Sysco, Price Chopper lead by example
The supplier-buyer relationship is the foundation of the seafood trade, and suppliers need to work directly with buyers to ensure product quality and consistency and prevent short weighting, species substitution and other forms of economic fraud, said panelists at Monday's conference "What High Profile Buyers Want" at the International Boston Seafood Show.
"We're not going to tolerate it," said Butch Vidrine, director of seafood sourcing for Sysco Corp. in Houston. "If you cheat, we won't do business with you. We hope all buyers do the same thing."
To ensure product quality and consistency, Vidrine had to pare down Sysco's army of seafood suppliers. In recent years, the broadliner has cut its number of black tiger shrimp suppliers from 159 to three, Pacific white shrimp suppliers from 300 to seven, mahimahi suppliers from 60 to three and scallop suppliers from 25 to two.
"The seafood business is no place for the weak-hearted," said Lee French, VP of seafood merchandising for Price Chopper supermarkets in Schenectady, N.Y. "When life gives you lemons, you make lemonade. At Price Chopper, we make lemonade. What consumers say they do and what they actually do are two different things.
"Let's keep it simple - simple for the retailer, simple for the customer," added French. "We do not have vendors, at Price Chopper we have trade partners."
Jeff Moore, CEO of International Pacific Seafood in Fullerton, Calif., said there are suppliers and there are providers. Suppliers are involved in a single transaction with buyers, while providers are involved in three transactions - from distributors to operators to consumers - ensuring product quality and consistency throughout the supply chain. International Pacific Seafood, which supplies both Sysco and Price Chopper, is a provider, said Moore.

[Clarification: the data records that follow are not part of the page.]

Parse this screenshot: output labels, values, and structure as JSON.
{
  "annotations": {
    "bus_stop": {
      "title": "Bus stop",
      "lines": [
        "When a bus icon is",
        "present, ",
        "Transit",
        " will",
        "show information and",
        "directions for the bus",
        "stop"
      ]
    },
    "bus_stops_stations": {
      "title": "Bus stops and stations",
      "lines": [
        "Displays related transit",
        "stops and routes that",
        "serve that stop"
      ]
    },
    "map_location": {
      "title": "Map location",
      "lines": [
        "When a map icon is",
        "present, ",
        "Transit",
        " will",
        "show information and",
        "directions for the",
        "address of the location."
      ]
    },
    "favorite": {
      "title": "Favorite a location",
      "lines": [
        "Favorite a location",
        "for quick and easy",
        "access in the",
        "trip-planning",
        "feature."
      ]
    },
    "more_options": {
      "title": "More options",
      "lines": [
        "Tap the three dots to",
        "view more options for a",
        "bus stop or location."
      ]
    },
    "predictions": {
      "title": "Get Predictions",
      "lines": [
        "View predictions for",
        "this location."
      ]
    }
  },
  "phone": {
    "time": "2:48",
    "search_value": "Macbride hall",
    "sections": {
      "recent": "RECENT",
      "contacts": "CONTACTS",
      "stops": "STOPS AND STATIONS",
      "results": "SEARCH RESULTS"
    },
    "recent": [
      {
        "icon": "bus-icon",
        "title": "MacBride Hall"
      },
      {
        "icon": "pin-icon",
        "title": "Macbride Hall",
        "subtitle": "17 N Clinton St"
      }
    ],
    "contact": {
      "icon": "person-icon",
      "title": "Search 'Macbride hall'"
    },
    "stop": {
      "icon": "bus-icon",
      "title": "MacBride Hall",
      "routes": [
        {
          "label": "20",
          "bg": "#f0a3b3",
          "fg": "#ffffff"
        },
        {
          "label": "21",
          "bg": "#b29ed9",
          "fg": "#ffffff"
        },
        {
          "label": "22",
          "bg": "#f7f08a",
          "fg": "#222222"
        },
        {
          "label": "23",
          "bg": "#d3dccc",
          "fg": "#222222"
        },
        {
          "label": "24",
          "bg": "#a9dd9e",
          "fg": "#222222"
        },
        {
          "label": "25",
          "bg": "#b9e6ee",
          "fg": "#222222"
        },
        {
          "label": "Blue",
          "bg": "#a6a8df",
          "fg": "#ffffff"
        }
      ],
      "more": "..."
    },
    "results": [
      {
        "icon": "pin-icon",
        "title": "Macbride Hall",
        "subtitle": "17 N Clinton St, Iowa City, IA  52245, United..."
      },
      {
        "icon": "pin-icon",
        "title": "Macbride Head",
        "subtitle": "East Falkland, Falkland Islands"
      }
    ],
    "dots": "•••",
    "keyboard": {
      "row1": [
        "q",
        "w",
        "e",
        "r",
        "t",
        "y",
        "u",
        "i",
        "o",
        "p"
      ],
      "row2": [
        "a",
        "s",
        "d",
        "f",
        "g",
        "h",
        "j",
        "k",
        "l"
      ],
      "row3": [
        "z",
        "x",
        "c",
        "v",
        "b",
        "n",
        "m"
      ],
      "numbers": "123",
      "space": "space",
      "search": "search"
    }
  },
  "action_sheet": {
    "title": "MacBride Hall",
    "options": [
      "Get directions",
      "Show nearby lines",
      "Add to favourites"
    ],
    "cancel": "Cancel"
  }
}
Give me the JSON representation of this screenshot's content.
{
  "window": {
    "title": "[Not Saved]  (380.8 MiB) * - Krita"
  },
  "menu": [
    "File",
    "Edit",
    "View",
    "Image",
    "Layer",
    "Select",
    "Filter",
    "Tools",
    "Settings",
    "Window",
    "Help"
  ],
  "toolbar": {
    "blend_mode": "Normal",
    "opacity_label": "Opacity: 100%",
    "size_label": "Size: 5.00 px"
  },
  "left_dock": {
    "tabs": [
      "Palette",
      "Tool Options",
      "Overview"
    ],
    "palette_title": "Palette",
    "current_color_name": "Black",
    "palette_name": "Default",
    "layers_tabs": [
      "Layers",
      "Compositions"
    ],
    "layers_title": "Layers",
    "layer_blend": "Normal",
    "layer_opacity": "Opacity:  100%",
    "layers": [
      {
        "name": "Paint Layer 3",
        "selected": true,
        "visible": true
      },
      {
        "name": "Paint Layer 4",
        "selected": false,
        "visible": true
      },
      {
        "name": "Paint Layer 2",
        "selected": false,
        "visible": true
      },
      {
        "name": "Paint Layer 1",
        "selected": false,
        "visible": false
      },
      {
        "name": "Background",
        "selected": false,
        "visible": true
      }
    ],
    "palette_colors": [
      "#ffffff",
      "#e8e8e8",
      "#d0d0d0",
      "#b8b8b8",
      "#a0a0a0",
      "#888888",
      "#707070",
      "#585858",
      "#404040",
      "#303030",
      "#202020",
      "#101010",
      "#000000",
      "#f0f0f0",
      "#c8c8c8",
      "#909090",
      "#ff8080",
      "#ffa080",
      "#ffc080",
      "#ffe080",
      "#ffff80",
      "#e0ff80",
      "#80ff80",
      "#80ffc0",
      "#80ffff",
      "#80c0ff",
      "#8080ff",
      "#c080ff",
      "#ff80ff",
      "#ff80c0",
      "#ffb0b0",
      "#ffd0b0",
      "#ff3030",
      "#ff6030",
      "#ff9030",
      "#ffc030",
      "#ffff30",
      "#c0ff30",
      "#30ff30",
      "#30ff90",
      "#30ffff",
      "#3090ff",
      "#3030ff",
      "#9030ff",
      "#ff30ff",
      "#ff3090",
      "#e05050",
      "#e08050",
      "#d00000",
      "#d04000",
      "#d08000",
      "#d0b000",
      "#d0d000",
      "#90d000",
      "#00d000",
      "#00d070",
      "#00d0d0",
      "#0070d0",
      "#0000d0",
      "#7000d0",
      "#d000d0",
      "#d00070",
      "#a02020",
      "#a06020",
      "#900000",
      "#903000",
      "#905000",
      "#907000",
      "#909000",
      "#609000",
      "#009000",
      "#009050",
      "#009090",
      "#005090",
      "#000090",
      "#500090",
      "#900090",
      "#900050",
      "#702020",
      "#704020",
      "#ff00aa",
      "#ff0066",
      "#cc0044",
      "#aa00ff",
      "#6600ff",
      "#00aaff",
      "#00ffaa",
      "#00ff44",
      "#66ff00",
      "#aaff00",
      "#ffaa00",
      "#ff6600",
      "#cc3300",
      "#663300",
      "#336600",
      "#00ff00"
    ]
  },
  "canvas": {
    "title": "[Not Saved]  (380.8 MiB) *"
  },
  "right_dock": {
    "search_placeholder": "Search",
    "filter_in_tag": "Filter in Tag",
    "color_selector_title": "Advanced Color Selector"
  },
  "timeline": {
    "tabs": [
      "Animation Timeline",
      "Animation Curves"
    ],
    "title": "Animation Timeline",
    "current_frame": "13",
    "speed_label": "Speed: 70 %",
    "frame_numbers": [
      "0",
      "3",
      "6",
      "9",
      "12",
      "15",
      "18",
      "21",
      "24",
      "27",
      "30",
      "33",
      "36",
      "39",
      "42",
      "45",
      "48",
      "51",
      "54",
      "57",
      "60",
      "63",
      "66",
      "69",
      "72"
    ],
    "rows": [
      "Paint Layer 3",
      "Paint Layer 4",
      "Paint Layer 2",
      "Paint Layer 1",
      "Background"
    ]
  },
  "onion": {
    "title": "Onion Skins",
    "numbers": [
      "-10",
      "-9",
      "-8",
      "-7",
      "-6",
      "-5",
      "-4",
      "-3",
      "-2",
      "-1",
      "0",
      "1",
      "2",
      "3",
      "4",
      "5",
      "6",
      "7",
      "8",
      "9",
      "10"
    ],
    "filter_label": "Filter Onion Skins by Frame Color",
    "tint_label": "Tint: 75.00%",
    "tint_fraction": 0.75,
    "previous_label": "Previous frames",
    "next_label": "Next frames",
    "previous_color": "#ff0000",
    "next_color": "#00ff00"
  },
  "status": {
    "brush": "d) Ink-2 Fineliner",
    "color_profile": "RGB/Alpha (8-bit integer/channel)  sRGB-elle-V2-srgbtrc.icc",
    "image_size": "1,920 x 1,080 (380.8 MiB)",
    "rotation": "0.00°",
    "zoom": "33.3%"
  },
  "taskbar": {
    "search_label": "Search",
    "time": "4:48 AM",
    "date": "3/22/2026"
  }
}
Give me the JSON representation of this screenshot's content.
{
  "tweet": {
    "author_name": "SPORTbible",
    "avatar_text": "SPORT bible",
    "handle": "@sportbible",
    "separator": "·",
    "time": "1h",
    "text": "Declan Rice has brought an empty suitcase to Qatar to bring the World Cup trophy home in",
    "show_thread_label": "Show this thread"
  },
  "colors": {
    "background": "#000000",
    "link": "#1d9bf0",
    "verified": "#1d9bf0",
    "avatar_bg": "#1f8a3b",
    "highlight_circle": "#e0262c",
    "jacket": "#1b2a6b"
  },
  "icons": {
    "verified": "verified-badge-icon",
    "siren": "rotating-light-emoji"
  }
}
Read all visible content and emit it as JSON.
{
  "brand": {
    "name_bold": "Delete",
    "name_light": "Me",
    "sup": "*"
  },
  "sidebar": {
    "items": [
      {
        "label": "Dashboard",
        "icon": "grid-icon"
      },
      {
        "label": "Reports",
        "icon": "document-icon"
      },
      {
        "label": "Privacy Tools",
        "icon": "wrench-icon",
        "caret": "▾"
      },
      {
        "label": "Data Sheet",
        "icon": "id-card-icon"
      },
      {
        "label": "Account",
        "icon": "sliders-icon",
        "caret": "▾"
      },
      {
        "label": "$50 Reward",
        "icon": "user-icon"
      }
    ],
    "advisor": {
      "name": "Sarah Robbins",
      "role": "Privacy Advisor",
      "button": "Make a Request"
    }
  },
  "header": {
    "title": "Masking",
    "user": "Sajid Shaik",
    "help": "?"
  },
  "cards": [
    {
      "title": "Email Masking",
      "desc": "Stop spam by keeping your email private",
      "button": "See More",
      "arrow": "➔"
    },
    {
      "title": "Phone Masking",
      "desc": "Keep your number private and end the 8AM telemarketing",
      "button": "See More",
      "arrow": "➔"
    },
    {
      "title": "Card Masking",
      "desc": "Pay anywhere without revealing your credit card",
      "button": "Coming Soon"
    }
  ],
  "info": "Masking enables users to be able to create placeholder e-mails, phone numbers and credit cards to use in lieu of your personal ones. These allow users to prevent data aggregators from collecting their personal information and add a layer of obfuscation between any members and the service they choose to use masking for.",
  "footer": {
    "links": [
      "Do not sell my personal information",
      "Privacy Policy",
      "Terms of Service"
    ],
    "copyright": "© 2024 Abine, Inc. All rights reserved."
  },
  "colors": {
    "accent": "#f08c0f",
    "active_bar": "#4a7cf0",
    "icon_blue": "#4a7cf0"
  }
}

"You've got to be source-based and solution-driven," said Moore.